Some are required to bath in rivers naked either in the day and night, while throwing their bath soap and sponge in the river or stream, signifying their problems or challenges being carried away with the current. Rituals may also include the strangling of fowls or pigeons and the client bathed in the blood of the bird, or a goat killed and incantations made to transfer the death that should’ve come to the man to the unfortunate animal. I have even heard that some men are cooked in some big pot to make their bodies impenetrable to bullets and sharp metal objects, this is found mainly with criminally minded fellows like armed robbers, while politicians and those seeking bountiful wealth may be required to sacrifice humans especially those whom they love dearly, the plot of many a Nollywood movies.

Now, this isn’t to disparage the work of what you might term genuine diviners and mediums who you’d find across most parts of Nigeria, but the truth is that the majority of those plying the trade today are charlatans and scammers taking advantage of the desperation in the land. I have often wondered how it is that someone with powers to make others rich live in subhuman conditions in some forest or bush with the barest facilities.

The implication of the proliferation of fetishism in our society is the lack of belief in ones’ self to be able to surmount challenges. It brings about a laziness akin to a poverty of the mind, to want to ascribe the conditions of life to some lord, spiritual or temporal, or as it were to people known or unknown to the one seeking entanglement from some phantom chain.

The solution, in the eternal lyrics of the late Robert Nester Marley is to “emancipate yourself from MENTAL SLAVERY, none but ourselves can FREE our MINDS”.




  1. Well imputed! Well done!
    Fetishism is so much imbibed by our society to the extent that adherents of both Christianity and Islam carry out fetish practices side by side the actual religious rites, oblivious of the ugly reality. This is most disturbing. And it’s interesting to know that Boko Haram members who claims to wreak havoc on innocent people as instruction from Allah are actually, very highly fetish set of people. New members must be initiated with ritual rites into the cult Shortly before the assassination of the former leader of Boko Haram, Muhammed Yusuf by the police, he clearly acknowledged his charms and expected them to save him from police bullets or take him to heaven but the result but his carcass.

    Liked by 1 person

    1. You are so very right.
      It appears just having faith without seeing or touching something physical to aid it doesn’t go down well with many Nigerians.
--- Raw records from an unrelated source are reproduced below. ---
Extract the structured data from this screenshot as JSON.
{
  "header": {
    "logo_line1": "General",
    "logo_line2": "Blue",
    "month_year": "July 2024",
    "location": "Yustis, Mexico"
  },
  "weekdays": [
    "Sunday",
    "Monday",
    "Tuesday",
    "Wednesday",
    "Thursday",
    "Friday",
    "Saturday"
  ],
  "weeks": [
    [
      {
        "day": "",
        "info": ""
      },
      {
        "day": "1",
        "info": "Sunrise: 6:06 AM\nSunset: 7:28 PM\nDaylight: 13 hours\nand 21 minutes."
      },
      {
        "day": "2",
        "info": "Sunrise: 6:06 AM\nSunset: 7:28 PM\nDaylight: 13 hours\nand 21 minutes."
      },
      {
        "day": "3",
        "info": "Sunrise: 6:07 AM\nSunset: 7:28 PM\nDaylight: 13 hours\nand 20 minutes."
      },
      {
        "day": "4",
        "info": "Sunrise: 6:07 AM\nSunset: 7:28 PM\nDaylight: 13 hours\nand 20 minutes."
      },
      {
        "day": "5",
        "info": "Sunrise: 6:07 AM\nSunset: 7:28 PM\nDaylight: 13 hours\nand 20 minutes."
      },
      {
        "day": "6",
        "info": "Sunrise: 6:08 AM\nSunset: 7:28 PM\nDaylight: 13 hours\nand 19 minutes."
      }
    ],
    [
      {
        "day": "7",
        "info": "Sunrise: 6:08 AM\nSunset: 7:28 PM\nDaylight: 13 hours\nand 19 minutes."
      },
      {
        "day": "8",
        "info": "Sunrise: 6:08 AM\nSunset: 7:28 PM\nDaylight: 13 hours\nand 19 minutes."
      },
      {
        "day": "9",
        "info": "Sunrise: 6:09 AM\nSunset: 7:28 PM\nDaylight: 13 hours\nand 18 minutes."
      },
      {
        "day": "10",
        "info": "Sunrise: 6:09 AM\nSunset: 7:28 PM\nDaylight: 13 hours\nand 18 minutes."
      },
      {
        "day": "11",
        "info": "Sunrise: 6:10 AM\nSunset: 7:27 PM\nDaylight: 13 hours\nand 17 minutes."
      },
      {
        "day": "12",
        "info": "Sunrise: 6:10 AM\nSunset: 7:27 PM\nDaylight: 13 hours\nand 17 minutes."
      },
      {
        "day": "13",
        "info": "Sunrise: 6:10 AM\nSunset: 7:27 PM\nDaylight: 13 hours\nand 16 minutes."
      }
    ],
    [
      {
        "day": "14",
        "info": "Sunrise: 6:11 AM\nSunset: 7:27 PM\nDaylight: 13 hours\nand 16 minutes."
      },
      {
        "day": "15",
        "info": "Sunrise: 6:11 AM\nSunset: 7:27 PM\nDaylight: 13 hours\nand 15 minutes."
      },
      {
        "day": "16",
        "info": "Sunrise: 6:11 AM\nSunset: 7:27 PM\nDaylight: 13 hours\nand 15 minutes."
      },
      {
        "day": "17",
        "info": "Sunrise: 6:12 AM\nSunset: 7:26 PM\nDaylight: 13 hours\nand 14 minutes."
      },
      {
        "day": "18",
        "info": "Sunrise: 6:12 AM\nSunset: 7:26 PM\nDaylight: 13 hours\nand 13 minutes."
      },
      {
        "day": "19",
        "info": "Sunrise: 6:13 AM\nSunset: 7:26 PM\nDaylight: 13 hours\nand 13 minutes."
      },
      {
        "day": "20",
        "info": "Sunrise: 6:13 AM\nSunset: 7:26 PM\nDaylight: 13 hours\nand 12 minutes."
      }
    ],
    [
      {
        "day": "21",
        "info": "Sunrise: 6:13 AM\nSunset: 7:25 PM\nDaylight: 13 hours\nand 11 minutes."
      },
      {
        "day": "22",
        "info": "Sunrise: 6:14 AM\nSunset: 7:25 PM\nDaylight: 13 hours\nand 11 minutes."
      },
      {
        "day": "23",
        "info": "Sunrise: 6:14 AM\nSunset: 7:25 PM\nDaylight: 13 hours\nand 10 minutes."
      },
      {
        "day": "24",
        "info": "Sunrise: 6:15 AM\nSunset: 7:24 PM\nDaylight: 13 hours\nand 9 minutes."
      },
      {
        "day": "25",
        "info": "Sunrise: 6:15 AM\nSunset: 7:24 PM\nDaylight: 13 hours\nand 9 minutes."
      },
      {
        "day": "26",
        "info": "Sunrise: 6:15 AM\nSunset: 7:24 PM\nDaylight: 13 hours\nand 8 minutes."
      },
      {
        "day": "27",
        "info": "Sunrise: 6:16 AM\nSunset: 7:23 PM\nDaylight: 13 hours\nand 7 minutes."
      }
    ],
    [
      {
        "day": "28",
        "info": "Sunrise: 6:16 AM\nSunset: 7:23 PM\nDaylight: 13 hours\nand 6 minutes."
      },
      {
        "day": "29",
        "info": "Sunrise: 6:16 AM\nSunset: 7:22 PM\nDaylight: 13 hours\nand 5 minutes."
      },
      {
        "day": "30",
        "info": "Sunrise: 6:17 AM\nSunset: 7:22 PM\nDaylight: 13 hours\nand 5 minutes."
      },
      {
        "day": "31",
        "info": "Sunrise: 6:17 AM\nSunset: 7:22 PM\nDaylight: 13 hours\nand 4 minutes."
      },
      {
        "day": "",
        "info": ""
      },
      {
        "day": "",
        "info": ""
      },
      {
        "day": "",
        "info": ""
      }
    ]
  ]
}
      Many have dabbled into some form of fetishism or the other without even knowing, especially in their mildest forms of presentation, even in places they never expected to be fetish.

      I am particularly troubled by the large number of people indulging in the fetish, evidenced by the paraphenalia dropped on the roads, streets and homes by partakers and stories we hear in Nigeria today.

      We stunt the growth of society to be in tandem with civilization if our psyche continues to grow along those lines.


  2. Exactly! I saw the highest form of fetish paraphenalia evidenced on T junctions when I stayed in Benin for 6months by the year 2001. Before going there, I thought they were more civilised than that and I hear from close friends today that the trend there is everly on the rise. Too bad! Too sad.


    1. It appears you can’t separate the Bini from their culture, and regardless of whether they are church-going or mosque-going, they will always pander to culture and by extension traditional religion/animism when the need arises.


Leave a Reply

Fill in your details below or click an icon to log in:

WordPress.com Logo

You are commenting using your WordPress.com account. Log Out /  Change )

Google+ photo

You are commenting using your Google+ account. Log Out /  Change )

Twitter picture

You are commenting using your Twitter account. Log Out /  Change )

Facebook photo

You are commenting using your Facebook account. Log Out /  Change )


Connecting to %s